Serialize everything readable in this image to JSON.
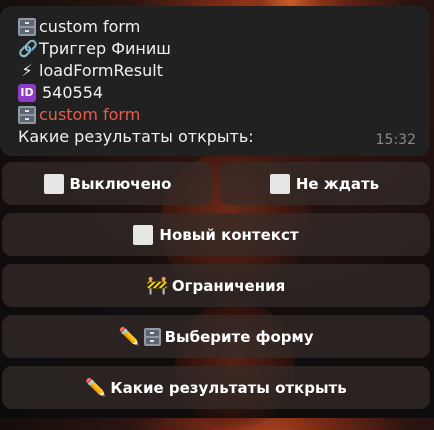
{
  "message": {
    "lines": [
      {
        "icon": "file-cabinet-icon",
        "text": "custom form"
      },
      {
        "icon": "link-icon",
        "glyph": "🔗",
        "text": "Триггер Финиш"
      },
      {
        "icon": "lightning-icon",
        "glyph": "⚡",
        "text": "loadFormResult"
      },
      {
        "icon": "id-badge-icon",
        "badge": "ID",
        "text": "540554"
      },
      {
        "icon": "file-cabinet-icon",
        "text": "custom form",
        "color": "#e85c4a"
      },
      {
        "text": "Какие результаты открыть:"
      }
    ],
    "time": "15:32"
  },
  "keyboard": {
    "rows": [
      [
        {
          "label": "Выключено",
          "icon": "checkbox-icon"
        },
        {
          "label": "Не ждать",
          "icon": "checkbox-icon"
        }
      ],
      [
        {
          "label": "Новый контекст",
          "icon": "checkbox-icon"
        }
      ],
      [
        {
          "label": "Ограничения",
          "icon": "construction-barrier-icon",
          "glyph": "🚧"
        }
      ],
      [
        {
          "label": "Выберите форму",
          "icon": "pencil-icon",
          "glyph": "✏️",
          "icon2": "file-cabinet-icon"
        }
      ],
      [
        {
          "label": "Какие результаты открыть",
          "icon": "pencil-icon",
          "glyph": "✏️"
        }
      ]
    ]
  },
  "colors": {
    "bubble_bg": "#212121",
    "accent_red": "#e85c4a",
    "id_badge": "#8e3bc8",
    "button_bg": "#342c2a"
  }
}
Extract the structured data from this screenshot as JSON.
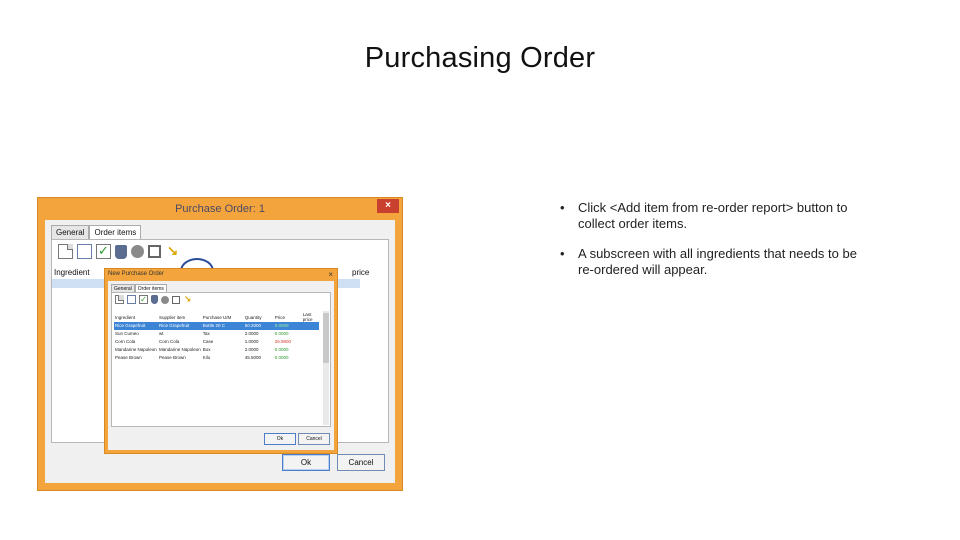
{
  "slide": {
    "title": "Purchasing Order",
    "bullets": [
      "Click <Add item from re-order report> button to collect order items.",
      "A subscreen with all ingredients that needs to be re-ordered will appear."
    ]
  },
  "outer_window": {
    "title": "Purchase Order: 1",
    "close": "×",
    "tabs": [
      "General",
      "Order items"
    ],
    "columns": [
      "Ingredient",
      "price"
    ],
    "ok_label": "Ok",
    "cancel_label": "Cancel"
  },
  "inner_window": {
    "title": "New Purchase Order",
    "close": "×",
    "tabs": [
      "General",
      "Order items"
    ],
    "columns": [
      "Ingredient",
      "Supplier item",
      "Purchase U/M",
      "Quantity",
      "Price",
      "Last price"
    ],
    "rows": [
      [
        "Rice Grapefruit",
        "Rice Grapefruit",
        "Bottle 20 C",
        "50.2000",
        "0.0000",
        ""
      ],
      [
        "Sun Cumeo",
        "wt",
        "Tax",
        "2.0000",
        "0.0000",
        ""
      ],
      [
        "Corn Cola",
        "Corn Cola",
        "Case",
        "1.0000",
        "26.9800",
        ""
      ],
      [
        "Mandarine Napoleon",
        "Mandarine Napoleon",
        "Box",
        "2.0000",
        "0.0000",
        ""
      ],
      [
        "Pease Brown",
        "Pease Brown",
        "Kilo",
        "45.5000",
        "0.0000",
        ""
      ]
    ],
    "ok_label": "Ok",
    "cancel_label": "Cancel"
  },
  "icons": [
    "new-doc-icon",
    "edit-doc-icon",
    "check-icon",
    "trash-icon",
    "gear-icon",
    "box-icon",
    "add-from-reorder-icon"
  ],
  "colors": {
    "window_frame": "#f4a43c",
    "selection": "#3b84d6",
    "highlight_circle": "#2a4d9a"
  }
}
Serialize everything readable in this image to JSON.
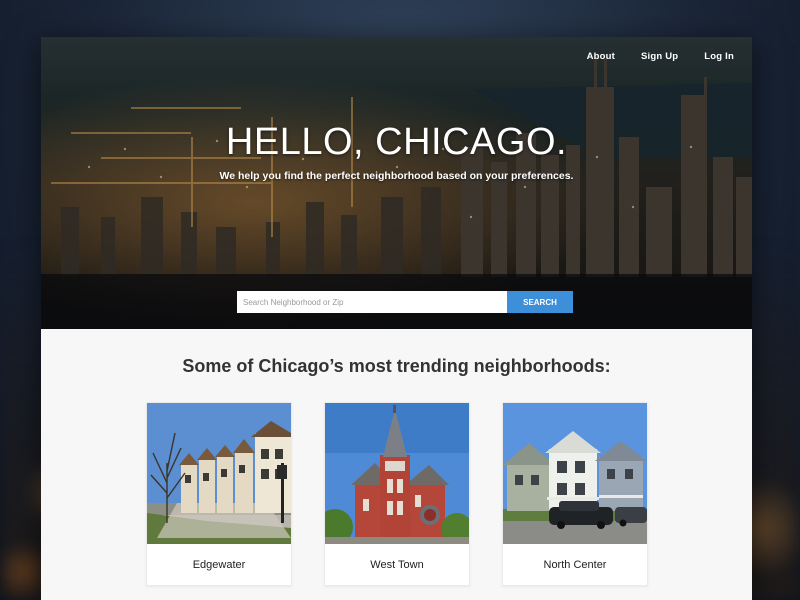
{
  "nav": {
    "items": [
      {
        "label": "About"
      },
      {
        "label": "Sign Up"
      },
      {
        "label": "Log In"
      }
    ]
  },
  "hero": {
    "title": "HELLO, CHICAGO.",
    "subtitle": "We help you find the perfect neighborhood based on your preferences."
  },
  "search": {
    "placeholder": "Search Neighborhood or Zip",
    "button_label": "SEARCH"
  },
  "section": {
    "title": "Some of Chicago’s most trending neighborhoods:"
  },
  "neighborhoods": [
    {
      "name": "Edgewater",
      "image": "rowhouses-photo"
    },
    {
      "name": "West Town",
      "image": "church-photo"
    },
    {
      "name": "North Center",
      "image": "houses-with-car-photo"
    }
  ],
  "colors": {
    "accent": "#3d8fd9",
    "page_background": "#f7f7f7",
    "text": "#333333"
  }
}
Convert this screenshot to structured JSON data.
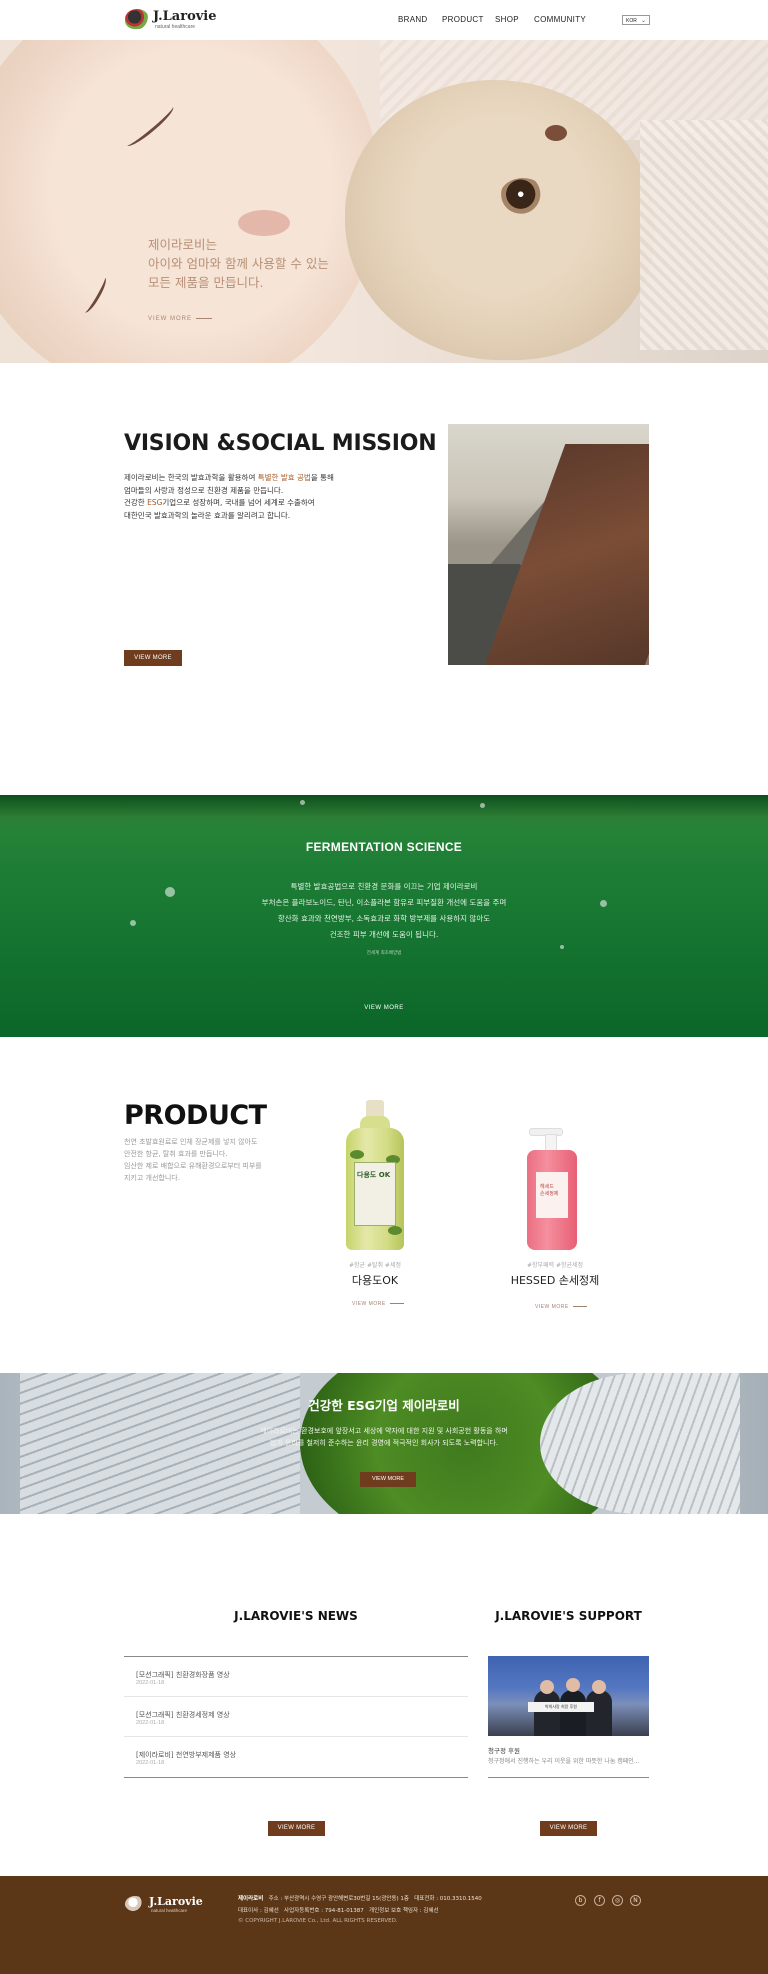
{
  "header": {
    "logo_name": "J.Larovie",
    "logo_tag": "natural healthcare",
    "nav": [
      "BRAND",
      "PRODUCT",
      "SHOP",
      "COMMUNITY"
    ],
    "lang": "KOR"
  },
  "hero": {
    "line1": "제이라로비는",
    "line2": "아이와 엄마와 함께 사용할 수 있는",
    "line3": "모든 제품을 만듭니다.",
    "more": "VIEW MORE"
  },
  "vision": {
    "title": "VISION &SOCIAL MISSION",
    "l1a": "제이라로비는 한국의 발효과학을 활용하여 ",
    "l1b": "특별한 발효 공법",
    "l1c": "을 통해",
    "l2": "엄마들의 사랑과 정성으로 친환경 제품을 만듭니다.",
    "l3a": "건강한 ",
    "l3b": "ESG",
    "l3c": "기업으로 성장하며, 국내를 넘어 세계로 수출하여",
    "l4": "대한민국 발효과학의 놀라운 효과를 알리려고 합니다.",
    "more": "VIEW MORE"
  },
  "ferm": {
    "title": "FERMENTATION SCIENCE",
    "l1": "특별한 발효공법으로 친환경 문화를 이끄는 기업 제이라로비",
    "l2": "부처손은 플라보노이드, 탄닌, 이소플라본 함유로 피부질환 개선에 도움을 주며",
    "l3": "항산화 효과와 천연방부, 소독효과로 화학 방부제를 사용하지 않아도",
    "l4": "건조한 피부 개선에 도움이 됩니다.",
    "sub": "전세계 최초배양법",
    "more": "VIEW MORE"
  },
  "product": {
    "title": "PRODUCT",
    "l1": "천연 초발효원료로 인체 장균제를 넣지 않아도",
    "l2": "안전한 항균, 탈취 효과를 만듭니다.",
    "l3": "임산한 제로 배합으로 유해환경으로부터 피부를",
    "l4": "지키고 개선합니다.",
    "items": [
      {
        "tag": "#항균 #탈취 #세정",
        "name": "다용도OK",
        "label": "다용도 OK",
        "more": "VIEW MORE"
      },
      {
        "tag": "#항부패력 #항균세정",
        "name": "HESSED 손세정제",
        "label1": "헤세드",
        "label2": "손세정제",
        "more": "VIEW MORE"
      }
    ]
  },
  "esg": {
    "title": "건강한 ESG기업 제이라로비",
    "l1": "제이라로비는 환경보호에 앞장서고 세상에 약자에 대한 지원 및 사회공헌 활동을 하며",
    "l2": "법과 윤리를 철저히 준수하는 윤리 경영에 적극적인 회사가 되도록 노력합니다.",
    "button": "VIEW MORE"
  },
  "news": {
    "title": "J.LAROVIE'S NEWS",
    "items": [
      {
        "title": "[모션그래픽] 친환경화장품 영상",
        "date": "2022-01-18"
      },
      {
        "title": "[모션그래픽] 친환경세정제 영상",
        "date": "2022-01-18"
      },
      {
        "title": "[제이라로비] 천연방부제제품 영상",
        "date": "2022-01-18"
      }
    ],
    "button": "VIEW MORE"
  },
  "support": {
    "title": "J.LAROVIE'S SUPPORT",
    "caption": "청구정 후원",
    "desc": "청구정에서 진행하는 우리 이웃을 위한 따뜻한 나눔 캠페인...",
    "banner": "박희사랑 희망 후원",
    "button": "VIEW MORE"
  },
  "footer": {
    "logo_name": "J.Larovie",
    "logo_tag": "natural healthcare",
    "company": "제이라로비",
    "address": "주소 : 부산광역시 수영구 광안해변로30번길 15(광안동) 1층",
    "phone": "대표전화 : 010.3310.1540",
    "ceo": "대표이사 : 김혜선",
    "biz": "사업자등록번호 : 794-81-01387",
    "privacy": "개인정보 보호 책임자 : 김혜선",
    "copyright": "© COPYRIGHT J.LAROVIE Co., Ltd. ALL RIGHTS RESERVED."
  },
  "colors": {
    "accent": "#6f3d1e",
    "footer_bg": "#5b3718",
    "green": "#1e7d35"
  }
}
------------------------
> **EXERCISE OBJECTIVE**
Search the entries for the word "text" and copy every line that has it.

> **RESULT OF THIS TASK**
        "text": "custom form"
        "text": "Триггер Финиш"
        "text": "loadFormResult"
        "text": "540554"
        "text": "custom form",
        "text": "Какие результаты открыть:"
    "text": "#333333"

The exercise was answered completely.